> WHAT TO DO:
Scan the entries for lines with the word "insert", then copy those lines.

*** EXTRACTED INFORMATION ***

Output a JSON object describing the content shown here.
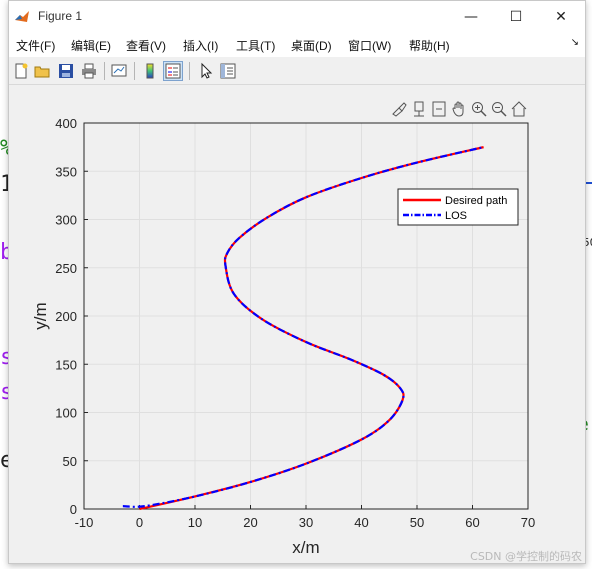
{
  "window": {
    "title": "Figure 1",
    "controls": {
      "minimize": "—",
      "maximize": "☐",
      "close": "✕"
    }
  },
  "menu": {
    "items": [
      "文件(F)",
      "编辑(E)",
      "查看(V)",
      "插入(I)",
      "工具(T)",
      "桌面(D)",
      "窗口(W)",
      "帮助(H)"
    ],
    "overflow": "↘"
  },
  "toolbar": {
    "icons": [
      "new-figure-icon",
      "open-file-icon",
      "save-icon",
      "print-icon",
      "link-plot-icon",
      "insert-colorbar-icon",
      "insert-legend-icon",
      "edit-plot-icon",
      "property-inspector-icon"
    ]
  },
  "axes_toolbar": {
    "icons": [
      "brush-icon",
      "data-tips-icon",
      "restore-view-icon",
      "pan-icon",
      "zoom-in-icon",
      "zoom-out-icon",
      "home-icon"
    ]
  },
  "background_fragments": [
    "%",
    "1",
    "b",
    "s",
    "s",
    "e",
    "e",
    "50"
  ],
  "colors": {
    "desired": "#ff0000",
    "los": "#0000ff",
    "grid": "#dfdfdf"
  },
  "chart_data": {
    "type": "line",
    "title": "",
    "xlabel": "x/m",
    "ylabel": "y/m",
    "xlim": [
      -10,
      70
    ],
    "ylim": [
      0,
      400
    ],
    "xticks": [
      -10,
      0,
      10,
      20,
      30,
      40,
      50,
      60,
      70
    ],
    "yticks": [
      0,
      50,
      100,
      150,
      200,
      250,
      300,
      350,
      400
    ],
    "grid": true,
    "legend_position": "top-right",
    "series": [
      {
        "name": "Desired path",
        "style": "solid",
        "x": [
          0,
          10,
          20,
          30,
          40,
          45,
          47.4,
          47,
          44,
          38,
          30,
          22,
          17,
          15.5,
          15.8,
          18,
          23,
          30,
          40,
          50,
          62
        ],
        "y": [
          0,
          13,
          28,
          47,
          72,
          92,
          113,
          125,
          139,
          155,
          173,
          197,
          223,
          252,
          265,
          281,
          302,
          323,
          343,
          359,
          375
        ]
      },
      {
        "name": "LOS",
        "style": "dash-dot",
        "x": [
          -3,
          1,
          10,
          20,
          30,
          40,
          45,
          47.4,
          47,
          44,
          38,
          30,
          22,
          17,
          15.5,
          15.8,
          18,
          23,
          30,
          40,
          50,
          62
        ],
        "y": [
          3,
          3,
          13,
          28,
          47,
          72,
          92,
          113,
          125,
          139,
          155,
          173,
          197,
          223,
          252,
          265,
          281,
          302,
          323,
          343,
          359,
          375
        ]
      }
    ]
  },
  "watermark": "CSDN @学控制的码农"
}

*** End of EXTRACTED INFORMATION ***

> ANSWER TO THE EXERCISE:
      "insert-colorbar-icon",
      "insert-legend-icon",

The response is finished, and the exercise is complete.